Records for this task Start Marker
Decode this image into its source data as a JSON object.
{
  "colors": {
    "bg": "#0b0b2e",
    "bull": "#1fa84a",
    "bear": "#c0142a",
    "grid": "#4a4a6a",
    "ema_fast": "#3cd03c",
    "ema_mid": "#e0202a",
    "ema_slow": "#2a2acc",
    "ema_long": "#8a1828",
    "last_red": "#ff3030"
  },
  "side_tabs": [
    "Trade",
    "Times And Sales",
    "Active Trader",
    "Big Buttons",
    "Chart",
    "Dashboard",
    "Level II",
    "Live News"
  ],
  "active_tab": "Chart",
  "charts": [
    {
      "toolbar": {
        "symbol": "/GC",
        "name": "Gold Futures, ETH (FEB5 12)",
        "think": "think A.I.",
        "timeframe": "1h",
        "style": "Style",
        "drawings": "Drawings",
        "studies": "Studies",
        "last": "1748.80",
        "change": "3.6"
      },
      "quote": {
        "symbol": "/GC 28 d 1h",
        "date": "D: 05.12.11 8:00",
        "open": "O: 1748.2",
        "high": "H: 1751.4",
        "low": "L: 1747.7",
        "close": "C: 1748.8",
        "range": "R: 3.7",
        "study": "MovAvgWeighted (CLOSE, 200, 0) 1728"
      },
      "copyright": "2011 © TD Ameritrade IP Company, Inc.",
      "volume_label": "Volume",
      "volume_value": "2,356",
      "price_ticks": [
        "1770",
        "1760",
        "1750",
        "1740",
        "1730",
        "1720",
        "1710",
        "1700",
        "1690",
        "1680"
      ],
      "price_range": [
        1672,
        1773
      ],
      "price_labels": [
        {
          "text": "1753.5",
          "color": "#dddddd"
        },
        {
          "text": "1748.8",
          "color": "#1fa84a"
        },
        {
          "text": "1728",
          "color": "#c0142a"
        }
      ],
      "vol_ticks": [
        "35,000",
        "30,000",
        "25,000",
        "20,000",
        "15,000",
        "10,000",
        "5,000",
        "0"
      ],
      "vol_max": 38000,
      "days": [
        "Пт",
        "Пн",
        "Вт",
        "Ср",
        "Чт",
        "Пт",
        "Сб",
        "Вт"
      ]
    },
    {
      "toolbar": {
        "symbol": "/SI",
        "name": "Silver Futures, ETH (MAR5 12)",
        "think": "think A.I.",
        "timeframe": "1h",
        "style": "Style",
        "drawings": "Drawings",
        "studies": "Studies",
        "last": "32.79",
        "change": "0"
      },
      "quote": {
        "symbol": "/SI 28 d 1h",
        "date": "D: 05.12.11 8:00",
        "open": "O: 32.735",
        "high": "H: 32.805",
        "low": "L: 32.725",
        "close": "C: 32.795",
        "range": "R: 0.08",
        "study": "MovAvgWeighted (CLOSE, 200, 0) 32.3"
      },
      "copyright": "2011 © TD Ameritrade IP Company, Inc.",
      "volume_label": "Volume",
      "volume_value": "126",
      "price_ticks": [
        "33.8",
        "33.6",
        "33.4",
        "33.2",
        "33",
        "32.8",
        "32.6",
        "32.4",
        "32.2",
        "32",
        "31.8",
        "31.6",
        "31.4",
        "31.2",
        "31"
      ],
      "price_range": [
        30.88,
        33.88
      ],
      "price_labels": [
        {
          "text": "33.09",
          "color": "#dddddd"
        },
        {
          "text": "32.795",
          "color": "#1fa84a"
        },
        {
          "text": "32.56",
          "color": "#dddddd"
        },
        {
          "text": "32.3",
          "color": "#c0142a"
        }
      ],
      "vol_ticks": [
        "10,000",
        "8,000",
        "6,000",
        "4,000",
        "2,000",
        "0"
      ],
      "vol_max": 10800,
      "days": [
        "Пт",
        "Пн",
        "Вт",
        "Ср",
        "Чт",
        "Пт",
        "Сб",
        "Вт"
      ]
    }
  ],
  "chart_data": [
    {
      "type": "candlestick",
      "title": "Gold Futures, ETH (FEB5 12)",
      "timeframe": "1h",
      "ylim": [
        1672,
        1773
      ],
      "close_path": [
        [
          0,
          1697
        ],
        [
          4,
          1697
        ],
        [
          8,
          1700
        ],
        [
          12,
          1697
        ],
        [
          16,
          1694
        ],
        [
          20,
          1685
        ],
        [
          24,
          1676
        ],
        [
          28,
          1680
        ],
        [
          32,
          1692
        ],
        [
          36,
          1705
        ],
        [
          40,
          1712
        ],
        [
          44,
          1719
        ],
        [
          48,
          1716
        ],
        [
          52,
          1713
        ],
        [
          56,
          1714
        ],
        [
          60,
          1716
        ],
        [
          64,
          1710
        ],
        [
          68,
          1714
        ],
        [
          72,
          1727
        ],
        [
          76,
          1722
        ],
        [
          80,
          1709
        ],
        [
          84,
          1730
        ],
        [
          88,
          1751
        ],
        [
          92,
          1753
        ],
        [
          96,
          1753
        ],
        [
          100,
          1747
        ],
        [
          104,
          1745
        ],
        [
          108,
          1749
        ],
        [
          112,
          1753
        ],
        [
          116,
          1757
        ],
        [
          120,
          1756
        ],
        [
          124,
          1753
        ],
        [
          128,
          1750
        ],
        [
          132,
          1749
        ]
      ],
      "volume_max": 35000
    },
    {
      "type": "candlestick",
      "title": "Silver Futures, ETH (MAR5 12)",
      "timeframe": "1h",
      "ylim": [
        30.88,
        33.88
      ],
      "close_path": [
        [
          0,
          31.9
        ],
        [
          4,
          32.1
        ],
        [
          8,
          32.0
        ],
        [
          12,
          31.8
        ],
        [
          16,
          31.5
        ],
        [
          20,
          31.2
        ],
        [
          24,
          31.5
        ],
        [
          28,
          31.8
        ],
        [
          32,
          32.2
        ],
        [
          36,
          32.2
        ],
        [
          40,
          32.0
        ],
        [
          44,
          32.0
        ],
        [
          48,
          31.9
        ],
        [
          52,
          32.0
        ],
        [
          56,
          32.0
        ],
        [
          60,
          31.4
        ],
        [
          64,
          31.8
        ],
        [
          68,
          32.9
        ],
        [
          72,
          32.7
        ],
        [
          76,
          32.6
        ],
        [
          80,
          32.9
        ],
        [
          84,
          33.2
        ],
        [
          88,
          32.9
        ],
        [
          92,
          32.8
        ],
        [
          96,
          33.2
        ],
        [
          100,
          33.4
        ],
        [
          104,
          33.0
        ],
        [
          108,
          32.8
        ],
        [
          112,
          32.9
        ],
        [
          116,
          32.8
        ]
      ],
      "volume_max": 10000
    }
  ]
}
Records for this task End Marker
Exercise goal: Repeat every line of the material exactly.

Answer to the exercise:
Decode this image into its source data as a JSON object.
{
  "colors": {
    "bg": "#0b0b2e",
    "bull": "#1fa84a",
    "bear": "#c0142a",
    "grid": "#4a4a6a",
    "ema_fast": "#3cd03c",
    "ema_mid": "#e0202a",
    "ema_slow": "#2a2acc",
    "ema_long": "#8a1828",
    "last_red": "#ff3030"
  },
  "side_tabs": [
    "Trade",
    "Times And Sales",
    "Active Trader",
    "Big Buttons",
    "Chart",
    "Dashboard",
    "Level II",
    "Live News"
  ],
  "active_tab": "Chart",
  "charts": [
    {
      "toolbar": {
        "symbol": "/GC",
        "name": "Gold Futures, ETH (FEB5 12)",
        "think": "think A.I.",
        "timeframe": "1h",
        "style": "Style",
        "drawings": "Drawings",
        "studies": "Studies",
        "last": "1748.80",
        "change": "3.6"
      },
      "quote": {
        "symbol": "/GC 28 d 1h",
        "date": "D: 05.12.11 8:00",
        "open": "O: 1748.2",
        "high": "H: 1751.4",
        "low": "L: 1747.7",
        "close": "C: 1748.8",
        "range": "R: 3.7",
        "study": "MovAvgWeighted (CLOSE, 200, 0) 1728"
      },
      "copyright": "2011 © TD Ameritrade IP Company, Inc.",
      "volume_label": "Volume",
      "volume_value": "2,356",
      "price_ticks": [
        "1770",
        "1760",
        "1750",
        "1740",
        "1730",
        "1720",
        "1710",
        "1700",
        "1690",
        "1680"
      ],
      "price_range": [
        1672,
        1773
      ],
      "price_labels": [
        {
          "text": "1753.5",
          "color": "#dddddd"
        },
        {
          "text": "1748.8",
          "color": "#1fa84a"
        },
        {
          "text": "1728",
          "color": "#c0142a"
        }
      ],
      "vol_ticks": [
        "35,000",
        "30,000",
        "25,000",
        "20,000",
        "15,000",
        "10,000",
        "5,000",
        "0"
      ],
      "vol_max": 38000,
      "days": [
        "Пт",
        "Пн",
        "Вт",
        "Ср",
        "Чт",
        "Пт",
        "Сб",
        "Вт"
      ]
    },
    {
      "toolbar": {
        "symbol": "/SI",
        "name": "Silver Futures, ETH (MAR5 12)",
        "think": "think A.I.",
        "timeframe": "1h",
        "style": "Style",
        "drawings": "Drawings",
        "studies": "Studies",
        "last": "32.79",
        "change": "0"
      },
      "quote": {
        "symbol": "/SI 28 d 1h",
        "date": "D: 05.12.11 8:00",
        "open": "O: 32.735",
        "high": "H: 32.805",
        "low": "L: 32.725",
        "close": "C: 32.795",
        "range": "R: 0.08",
        "study": "MovAvgWeighted (CLOSE, 200, 0) 32.3"
      },
      "copyright": "2011 © TD Ameritrade IP Company, Inc.",
      "volume_label": "Volume",
      "volume_value": "126",
      "price_ticks": [
        "33.8",
        "33.6",
        "33.4",
        "33.2",
        "33",
        "32.8",
        "32.6",
        "32.4",
        "32.2",
        "32",
        "31.8",
        "31.6",
        "31.4",
        "31.2",
        "31"
      ],
      "price_range": [
        30.88,
        33.88
      ],
      "price_labels": [
        {
          "text": "33.09",
          "color": "#dddddd"
        },
        {
          "text": "32.795",
          "color": "#1fa84a"
        },
        {
          "text": "32.56",
          "color": "#dddddd"
        },
        {
          "text": "32.3",
          "color": "#c0142a"
        }
      ],
      "vol_ticks": [
        "10,000",
        "8,000",
        "6,000",
        "4,000",
        "2,000",
        "0"
      ],
      "vol_max": 10800,
      "days": [
        "Пт",
        "Пн",
        "Вт",
        "Ср",
        "Чт",
        "Пт",
        "Сб",
        "Вт"
      ]
    }
  ],
  "chart_data": [
    {
      "type": "candlestick",
      "title": "Gold Futures, ETH (FEB5 12)",
      "timeframe": "1h",
      "ylim": [
        1672,
        1773
      ],
      "close_path": [
        [
          0,
          1697
        ],
        [
          4,
          1697
        ],
        [
          8,
          1700
        ],
        [
          12,
          1697
        ],
        [
          16,
          1694
        ],
        [
          20,
          1685
        ],
        [
          24,
          1676
        ],
        [
          28,
          1680
        ],
        [
          32,
          1692
        ],
        [
          36,
          1705
        ],
        [
          40,
          1712
        ],
        [
          44,
          1719
        ],
        [
          48,
          1716
        ],
        [
          52,
          1713
        ],
        [
          56,
          1714
        ],
        [
          60,
          1716
        ],
        [
          64,
          1710
        ],
        [
          68,
          1714
        ],
        [
          72,
          1727
        ],
        [
          76,
          1722
        ],
        [
          80,
          1709
        ],
        [
          84,
          1730
        ],
        [
          88,
          1751
        ],
        [
          92,
          1753
        ],
        [
          96,
          1753
        ],
        [
          100,
          1747
        ],
        [
          104,
          1745
        ],
        [
          108,
          1749
        ],
        [
          112,
          1753
        ],
        [
          116,
          1757
        ],
        [
          120,
          1756
        ],
        [
          124,
          1753
        ],
        [
          128,
          1750
        ],
        [
          132,
          1749
        ]
      ],
      "volume_max": 35000
    },
    {
      "type": "candlestick",
      "title": "Silver Futures, ETH (MAR5 12)",
      "timeframe": "1h",
      "ylim": [
        30.88,
        33.88
      ],
      "close_path": [
        [
          0,
          31.9
        ],
        [
          4,
          32.1
        ],
        [
          8,
          32.0
        ],
        [
          12,
          31.8
        ],
        [
          16,
          31.5
        ],
        [
          20,
          31.2
        ],
        [
          24,
          31.5
        ],
        [
          28,
          31.8
        ],
        [
          32,
          32.2
        ],
        [
          36,
          32.2
        ],
        [
          40,
          32.0
        ],
        [
          44,
          32.0
        ],
        [
          48,
          31.9
        ],
        [
          52,
          32.0
        ],
        [
          56,
          32.0
        ],
        [
          60,
          31.4
        ],
        [
          64,
          31.8
        ],
        [
          68,
          32.9
        ],
        [
          72,
          32.7
        ],
        [
          76,
          32.6
        ],
        [
          80,
          32.9
        ],
        [
          84,
          33.2
        ],
        [
          88,
          32.9
        ],
        [
          92,
          32.8
        ],
        [
          96,
          33.2
        ],
        [
          100,
          33.4
        ],
        [
          104,
          33.0
        ],
        [
          108,
          32.8
        ],
        [
          112,
          32.9
        ],
        [
          116,
          32.8
        ]
      ],
      "volume_max": 10000
    }
  ]
}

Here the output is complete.